Instead of a holster, let's say the pistol is in a jacket pocket along with several other objects, such as a key and a lighter. Since we have more than one object in the pocket, the most needed item needs to be set as the default, that way you can grab it instantly without having to "feel around" for it.
Okay, so you can access a default object instantly, but what about everything else? In order to access a specific item, most games would have you open a large, flow-breaking inventory screen. In truth, we do need such an inventory screen for the sake of item management (and I'll show what that would look like later), but in combat we'll probably need full access to any given individual container on the fly.
- Hold "grab" for a second while touching a container = Open container
- Hold "grab" for a second while not touching anything = Drop held object
"Open container" would display a small window off to one side of the screen showing the different objects in the container:
The interface in this mock-up is as simple as it gets. There are no slots or grid squares. All that matters is that there's stuff in a container, and they take up space.
The default object is at the top, and everything else is on the bottom. The numbers in the lower right are the combined volume of the objects and the capacity of the container.
Here are the functions of the container window:
- Click "grab" on an object = Take object
- Click "grab" while holding an object and pointing at the container = Store object
- Click "grab" and drag an object from bottom to top = Set default object
- Click "grab" and drag an object from top to bottom = Clear default object
- Click "grab" and drag an object out of the container = Drop object
- Put your hand down = Close container
The full "inventory screen" would work the same way, but show all containers at once.
In this mock-up, the figure at the top represents the character's avatar.

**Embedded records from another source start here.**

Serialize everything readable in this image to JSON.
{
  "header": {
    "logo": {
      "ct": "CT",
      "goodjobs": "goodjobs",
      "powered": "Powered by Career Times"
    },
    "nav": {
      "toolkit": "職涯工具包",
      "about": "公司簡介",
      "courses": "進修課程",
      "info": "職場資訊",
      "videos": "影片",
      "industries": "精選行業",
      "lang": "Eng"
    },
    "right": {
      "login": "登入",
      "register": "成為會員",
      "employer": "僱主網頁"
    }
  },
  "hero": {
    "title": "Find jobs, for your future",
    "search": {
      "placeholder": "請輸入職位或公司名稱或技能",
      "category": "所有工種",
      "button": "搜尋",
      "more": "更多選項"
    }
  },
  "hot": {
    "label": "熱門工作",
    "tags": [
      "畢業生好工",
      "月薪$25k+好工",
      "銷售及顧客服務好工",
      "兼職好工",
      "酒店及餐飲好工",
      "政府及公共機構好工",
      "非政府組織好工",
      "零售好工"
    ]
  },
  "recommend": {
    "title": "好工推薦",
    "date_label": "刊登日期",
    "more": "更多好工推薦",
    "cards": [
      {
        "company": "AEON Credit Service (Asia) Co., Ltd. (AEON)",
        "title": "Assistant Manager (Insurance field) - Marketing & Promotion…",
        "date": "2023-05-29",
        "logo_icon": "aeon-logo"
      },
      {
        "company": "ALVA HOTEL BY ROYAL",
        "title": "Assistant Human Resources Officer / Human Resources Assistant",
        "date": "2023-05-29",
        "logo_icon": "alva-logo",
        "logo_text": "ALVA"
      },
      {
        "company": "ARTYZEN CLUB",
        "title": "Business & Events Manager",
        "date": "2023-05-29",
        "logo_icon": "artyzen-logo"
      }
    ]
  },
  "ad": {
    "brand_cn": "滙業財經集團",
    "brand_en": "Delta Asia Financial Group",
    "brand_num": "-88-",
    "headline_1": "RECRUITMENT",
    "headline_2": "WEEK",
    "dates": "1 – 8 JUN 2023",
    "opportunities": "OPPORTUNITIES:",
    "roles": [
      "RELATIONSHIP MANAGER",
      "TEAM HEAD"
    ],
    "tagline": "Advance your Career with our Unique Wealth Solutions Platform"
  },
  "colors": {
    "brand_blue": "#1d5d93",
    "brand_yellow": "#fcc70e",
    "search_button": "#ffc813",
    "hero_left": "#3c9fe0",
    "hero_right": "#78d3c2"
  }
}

Pointing at any of the container windows would highlight the location of the container on the avatar's body. Pointing at what the avatar is wearing would show pop-up windows regarding the item being pointed at. To equip don an article, simply drag the article from its container to the avatar. To doff an article, drag it from the avatar to a container.
You can put any number of items in any container while on this screen, regardless of object size. This makes it much easier to manage your inventory. However, if there's too much stuff in a container (indicated by a pale red background inside the container), you won't be able to exit the inventory screen. The "FIT" button (grayed out here) if clicked attempts to rearrange the objects in your inventory so that everything fits. If it can't, it's covered with a big red 'X'.
On top of all this, you could also have several containers that only accept one of a certain kind of object (like how a pistol holster can only hold a pistol). This would allow you even more instant-access objects.